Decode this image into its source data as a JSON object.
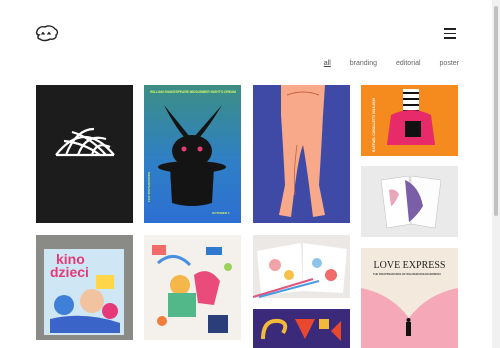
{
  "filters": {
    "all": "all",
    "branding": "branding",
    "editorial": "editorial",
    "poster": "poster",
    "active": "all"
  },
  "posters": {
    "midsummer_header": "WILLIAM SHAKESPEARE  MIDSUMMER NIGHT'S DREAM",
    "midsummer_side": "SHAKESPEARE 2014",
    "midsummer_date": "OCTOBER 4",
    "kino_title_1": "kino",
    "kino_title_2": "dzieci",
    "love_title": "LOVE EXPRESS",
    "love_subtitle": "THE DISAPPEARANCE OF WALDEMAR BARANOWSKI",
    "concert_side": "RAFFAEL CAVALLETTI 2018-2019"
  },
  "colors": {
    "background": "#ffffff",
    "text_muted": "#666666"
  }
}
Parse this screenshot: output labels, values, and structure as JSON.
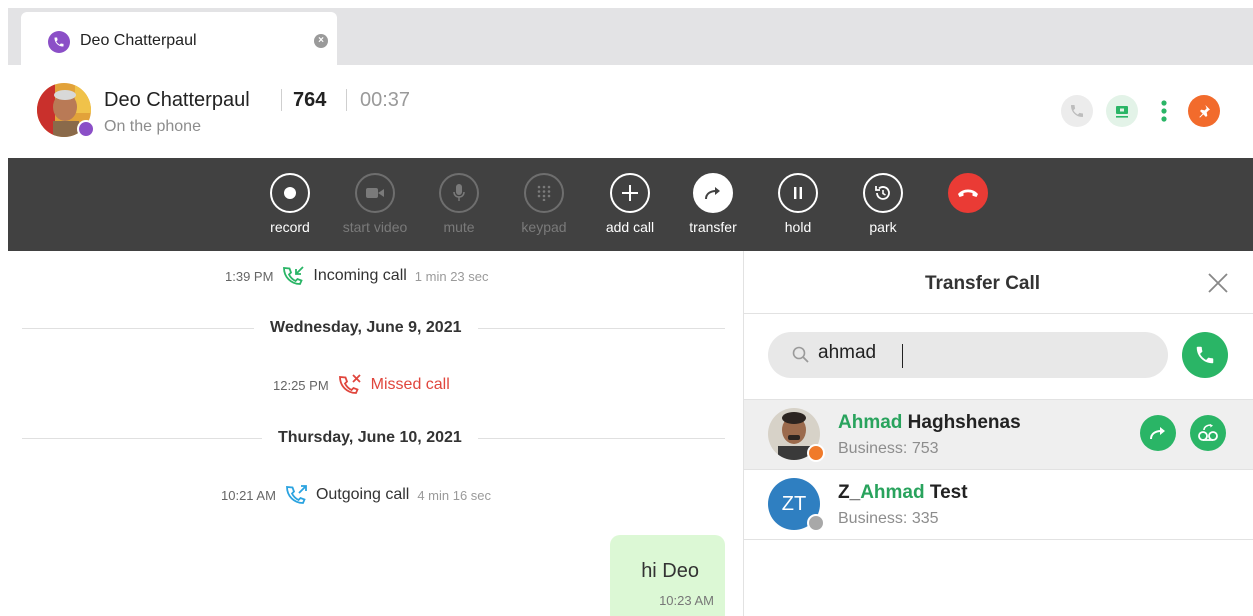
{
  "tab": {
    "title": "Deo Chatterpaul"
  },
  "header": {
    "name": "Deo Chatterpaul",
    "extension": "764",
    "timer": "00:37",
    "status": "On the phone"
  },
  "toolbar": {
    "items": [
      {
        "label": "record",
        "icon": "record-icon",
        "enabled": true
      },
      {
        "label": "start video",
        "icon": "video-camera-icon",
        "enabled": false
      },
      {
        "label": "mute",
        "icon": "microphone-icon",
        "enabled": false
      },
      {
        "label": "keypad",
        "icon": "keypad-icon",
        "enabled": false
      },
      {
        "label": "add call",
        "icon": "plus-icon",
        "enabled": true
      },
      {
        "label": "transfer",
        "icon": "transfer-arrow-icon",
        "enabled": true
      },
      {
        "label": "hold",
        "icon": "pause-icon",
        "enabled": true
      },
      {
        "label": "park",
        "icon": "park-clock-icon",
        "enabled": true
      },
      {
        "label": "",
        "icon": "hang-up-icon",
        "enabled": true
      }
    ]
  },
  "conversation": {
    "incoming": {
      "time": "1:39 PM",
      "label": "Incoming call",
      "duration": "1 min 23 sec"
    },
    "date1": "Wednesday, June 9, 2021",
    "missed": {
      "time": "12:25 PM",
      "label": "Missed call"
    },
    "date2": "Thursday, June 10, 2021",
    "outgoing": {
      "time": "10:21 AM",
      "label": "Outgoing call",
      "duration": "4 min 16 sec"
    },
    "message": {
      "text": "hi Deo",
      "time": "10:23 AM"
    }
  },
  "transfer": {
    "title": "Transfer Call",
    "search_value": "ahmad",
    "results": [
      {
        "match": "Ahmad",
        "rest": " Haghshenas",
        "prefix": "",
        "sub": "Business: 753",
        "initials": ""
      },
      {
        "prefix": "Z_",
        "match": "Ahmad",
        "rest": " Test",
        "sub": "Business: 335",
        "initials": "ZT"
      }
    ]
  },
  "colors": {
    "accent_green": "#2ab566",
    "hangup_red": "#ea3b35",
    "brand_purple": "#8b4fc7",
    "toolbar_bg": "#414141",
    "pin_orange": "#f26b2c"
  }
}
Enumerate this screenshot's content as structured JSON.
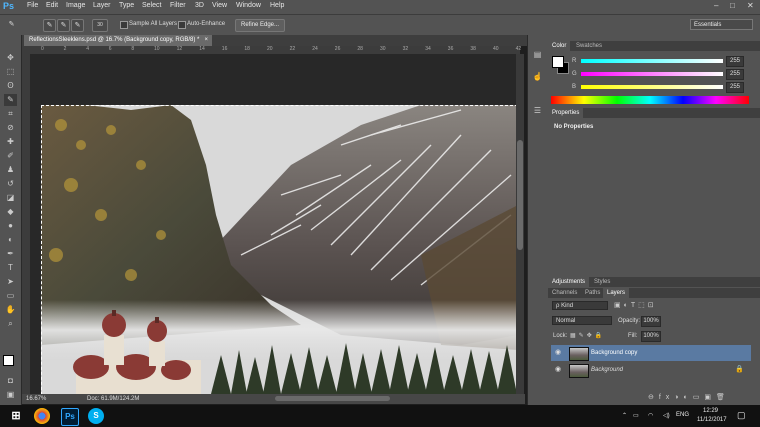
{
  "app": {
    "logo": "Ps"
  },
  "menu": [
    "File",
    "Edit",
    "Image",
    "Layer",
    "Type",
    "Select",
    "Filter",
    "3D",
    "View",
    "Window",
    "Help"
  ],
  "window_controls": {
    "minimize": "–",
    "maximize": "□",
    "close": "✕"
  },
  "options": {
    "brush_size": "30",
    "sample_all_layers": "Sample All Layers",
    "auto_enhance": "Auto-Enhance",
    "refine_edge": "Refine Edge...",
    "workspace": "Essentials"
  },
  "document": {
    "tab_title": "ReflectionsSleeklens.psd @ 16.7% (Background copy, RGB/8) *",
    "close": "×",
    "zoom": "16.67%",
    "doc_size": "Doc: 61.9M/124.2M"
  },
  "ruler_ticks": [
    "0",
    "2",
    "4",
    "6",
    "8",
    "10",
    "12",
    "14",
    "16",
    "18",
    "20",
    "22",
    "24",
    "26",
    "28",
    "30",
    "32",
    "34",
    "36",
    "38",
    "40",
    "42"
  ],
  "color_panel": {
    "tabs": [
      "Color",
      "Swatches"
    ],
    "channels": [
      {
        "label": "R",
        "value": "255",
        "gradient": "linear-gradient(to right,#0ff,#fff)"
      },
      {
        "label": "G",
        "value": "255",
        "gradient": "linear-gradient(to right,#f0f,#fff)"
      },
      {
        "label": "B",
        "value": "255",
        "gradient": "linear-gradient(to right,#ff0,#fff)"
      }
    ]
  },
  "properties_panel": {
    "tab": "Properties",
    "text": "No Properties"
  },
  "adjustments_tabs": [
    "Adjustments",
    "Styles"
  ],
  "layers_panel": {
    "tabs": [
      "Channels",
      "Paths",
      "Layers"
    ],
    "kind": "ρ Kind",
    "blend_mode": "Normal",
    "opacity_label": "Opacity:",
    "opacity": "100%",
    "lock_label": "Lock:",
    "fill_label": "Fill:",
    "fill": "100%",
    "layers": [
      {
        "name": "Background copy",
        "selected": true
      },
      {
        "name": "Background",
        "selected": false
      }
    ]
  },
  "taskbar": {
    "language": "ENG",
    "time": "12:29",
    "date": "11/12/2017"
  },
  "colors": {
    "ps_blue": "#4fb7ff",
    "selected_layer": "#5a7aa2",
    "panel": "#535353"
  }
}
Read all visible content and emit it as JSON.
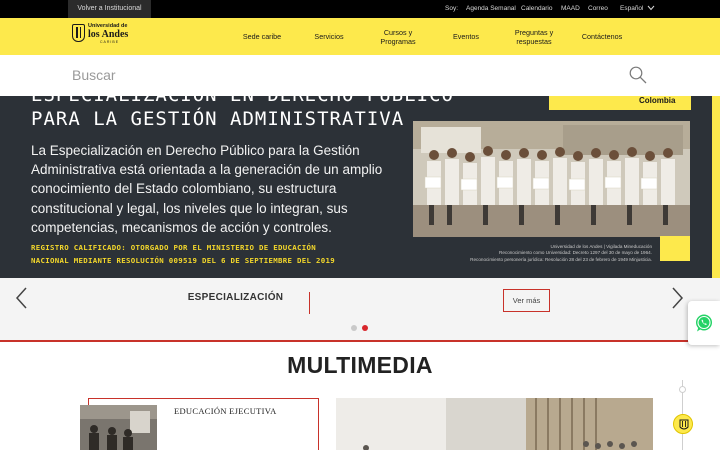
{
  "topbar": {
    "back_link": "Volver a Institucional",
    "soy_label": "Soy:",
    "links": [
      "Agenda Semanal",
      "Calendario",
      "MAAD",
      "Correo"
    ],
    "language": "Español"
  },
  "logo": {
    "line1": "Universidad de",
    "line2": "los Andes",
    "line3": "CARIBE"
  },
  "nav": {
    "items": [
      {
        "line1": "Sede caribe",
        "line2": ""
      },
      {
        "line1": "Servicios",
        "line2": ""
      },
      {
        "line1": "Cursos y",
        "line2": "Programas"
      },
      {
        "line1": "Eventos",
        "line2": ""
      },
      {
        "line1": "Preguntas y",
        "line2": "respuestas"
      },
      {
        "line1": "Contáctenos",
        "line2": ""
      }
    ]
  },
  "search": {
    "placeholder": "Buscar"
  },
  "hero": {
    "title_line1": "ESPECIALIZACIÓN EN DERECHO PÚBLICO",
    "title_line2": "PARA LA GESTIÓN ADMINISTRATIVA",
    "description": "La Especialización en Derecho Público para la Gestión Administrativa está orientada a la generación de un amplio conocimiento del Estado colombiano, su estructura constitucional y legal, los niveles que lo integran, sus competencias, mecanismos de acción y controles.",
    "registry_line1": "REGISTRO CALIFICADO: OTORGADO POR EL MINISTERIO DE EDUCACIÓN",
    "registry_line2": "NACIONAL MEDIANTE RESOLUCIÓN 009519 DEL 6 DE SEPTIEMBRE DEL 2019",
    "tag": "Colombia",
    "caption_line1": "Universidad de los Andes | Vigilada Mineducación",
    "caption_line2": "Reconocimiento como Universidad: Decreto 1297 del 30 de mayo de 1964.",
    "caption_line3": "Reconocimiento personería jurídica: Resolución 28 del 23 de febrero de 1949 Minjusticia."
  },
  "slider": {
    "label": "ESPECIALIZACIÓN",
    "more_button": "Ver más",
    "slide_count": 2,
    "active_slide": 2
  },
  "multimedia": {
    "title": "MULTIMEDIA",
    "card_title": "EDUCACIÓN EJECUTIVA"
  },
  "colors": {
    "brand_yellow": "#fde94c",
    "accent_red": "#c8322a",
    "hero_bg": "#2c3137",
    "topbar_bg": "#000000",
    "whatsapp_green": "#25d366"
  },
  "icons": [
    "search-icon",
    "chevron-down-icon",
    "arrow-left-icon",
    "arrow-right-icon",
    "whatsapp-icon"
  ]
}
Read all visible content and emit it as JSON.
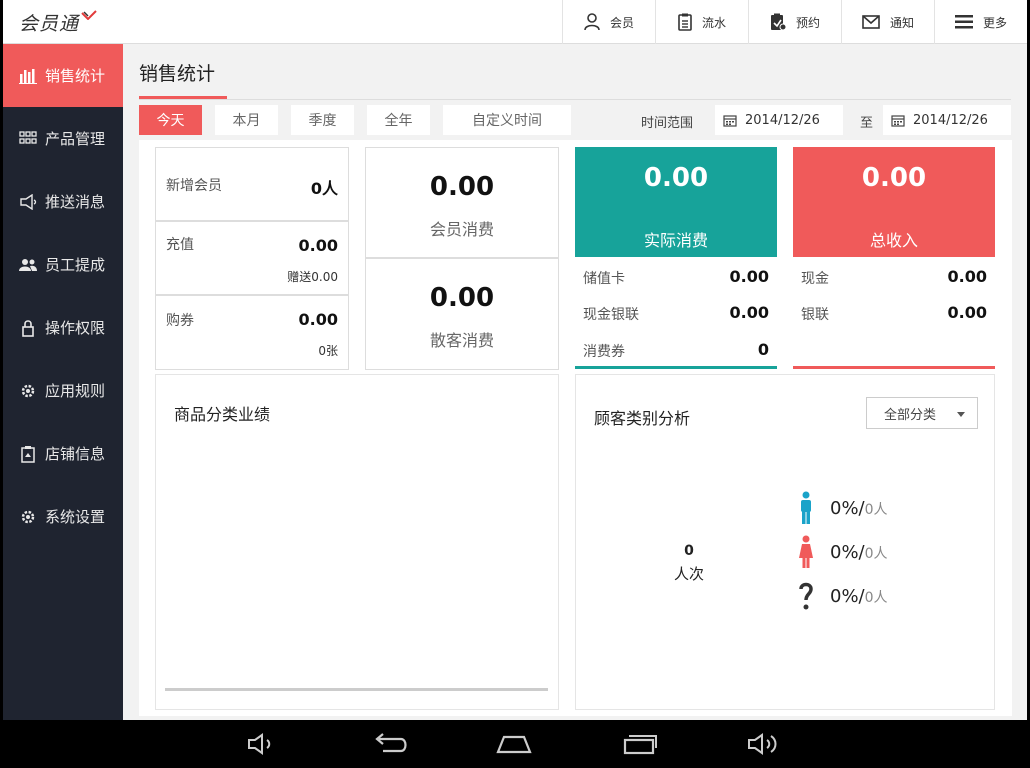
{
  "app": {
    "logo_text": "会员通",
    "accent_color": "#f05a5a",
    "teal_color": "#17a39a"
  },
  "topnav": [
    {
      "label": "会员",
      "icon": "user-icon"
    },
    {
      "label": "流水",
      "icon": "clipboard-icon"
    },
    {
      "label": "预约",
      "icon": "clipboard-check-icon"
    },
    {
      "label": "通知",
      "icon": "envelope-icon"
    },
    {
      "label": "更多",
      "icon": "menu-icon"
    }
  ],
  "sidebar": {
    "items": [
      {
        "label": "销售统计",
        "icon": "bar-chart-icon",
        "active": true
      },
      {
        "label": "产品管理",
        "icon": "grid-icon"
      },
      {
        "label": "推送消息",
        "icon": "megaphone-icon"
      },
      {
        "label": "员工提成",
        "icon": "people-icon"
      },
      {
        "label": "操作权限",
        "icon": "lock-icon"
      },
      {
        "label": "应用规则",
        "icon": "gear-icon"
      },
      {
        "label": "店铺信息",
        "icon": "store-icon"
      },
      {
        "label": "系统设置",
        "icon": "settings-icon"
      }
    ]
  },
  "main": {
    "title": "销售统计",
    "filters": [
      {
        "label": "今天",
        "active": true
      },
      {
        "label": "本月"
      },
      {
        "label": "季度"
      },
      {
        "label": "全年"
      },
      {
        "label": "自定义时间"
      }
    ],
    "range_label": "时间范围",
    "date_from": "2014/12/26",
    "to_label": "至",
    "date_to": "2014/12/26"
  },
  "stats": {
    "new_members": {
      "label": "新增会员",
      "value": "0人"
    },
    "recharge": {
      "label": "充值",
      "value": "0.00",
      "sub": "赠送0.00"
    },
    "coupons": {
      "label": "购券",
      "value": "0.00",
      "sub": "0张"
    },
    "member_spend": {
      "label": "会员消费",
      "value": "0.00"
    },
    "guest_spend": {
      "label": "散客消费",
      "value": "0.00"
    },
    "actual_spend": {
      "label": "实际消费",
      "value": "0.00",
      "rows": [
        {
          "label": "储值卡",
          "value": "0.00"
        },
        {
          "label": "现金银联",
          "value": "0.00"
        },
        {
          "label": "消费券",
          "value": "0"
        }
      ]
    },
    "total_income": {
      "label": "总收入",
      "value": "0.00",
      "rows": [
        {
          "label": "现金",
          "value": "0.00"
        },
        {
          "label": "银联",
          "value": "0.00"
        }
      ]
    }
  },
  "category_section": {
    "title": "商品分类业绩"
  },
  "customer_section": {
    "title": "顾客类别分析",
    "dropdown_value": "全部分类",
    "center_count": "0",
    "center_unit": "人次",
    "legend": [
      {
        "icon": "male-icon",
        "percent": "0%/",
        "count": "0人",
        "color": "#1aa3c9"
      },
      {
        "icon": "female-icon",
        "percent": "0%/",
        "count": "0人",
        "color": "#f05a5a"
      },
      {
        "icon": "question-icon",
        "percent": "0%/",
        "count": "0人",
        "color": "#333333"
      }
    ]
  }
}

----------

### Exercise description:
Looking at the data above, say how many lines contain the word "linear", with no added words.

### Response area:
3